October 9, 2014 |
Billy Blaise Dufala's usual destination for art supplies doesn't offer oil paints, archival paper, or sable brushes. But it does have new inventory daily - tons of it, brought in by the truckload from construction sites and 1-800-GOT-JUNK pickups. As he wanders, wearing a hard hat and reflective vest, among mountains of wood pallets, concrete rubble, and twisted metal at Revolution Recovery in Tacony, he's intrigued by a tattered but, it turns out, functional patio umbrella, a perfectly good roll of roofing vinyl, and a stuffed likeness of a New Kids on the Block-era Jordan Knight, still in its box. Uncovering potential within society's castoffs is at the core of the nonprofit Recycled Artist in Residency (RAIR)
October 1, 2014 |
THERE IS no "typical" Shabbat service at Society Hill Synagogue. One week, Rabbi Avi Winokur might include the works of Sufi mystics and Muslim spiritual giants. The next might feature writings by Christian leaders, noted intellectuals or Jewish religious thinkers. One way the synagogue describes its open approach is by citing an old joke: "Two Jews, three opinions. " That is to say, different people celebrate their faith in different ways. "It's very eclectic," said Winokur, who has led the congregation for 13 years.
September 21, 2014 |
I keep a list of the readers who have written to me about difficulty finding homes to accommodate their retirement years. Most include the complaint that "they are building over-55 communities that are not for me. " Indeed, as retirement creeps up on me, I've concluded that I will be looking to spend the equity I've accumulated on a mortgage-free house in an area with livable taxes. I'll send you a postcard, since it won't be here. The postcard will have lots of snow on it, ayyy-up.
September 18, 2014 |
* RED BAND SOCIETY. 9 tonight, Fox 29. * THE MYSTERIES OF LAURA. 10 tonight, NBC10. * YOU'RE THE WORST. 10:30 p.m. tomorrow, FX. ARE YOU READY for some high-stakes high jinks?
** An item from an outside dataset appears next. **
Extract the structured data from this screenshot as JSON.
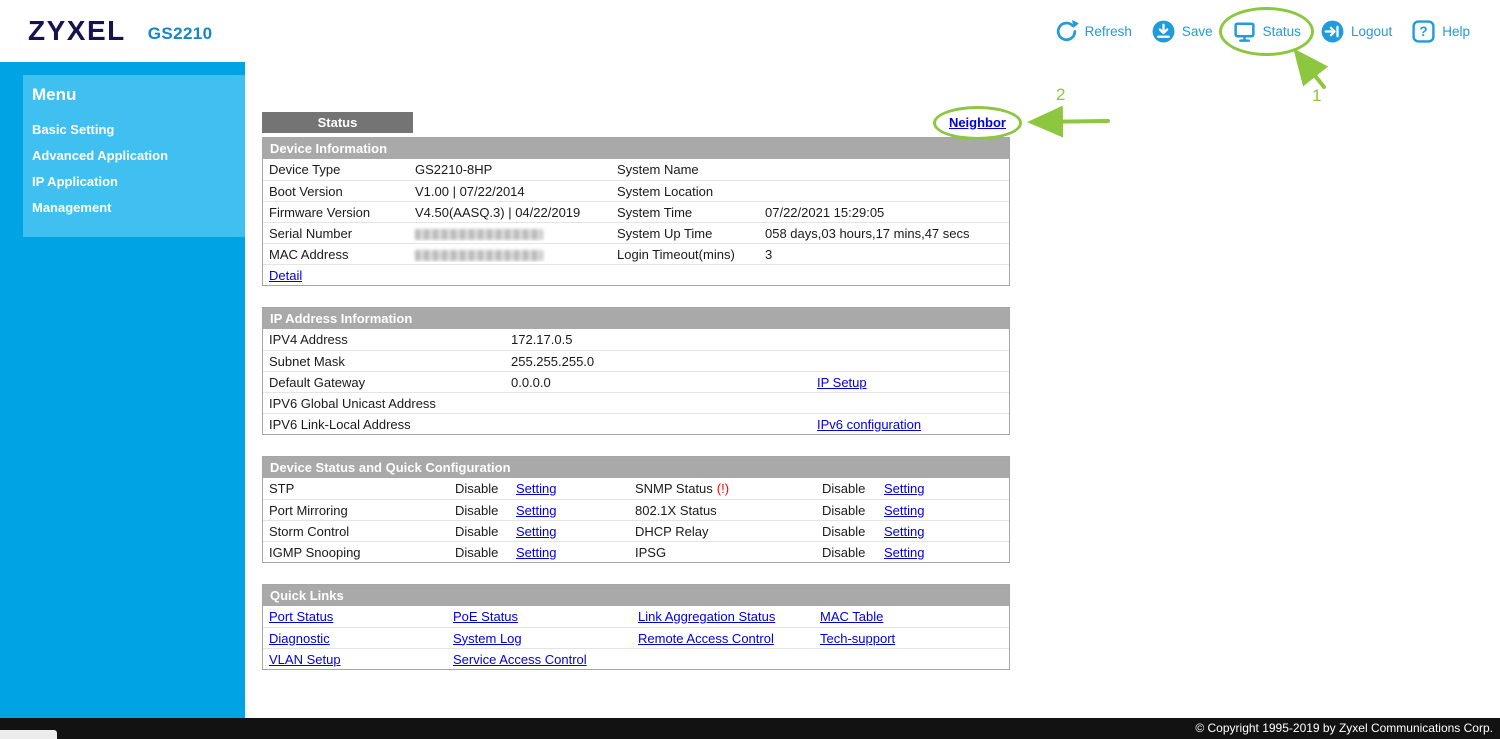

Calling Fox's "Red Band Society" the feel-good show of the fall might be stretching it, but this drama set in a hospital ward full of adolescents with life-threatening conditions isn't nearly as scary as "Grey's Anatomy. " Because the adolescents in this show, adapted from a Spanish series, don't cut people open every week.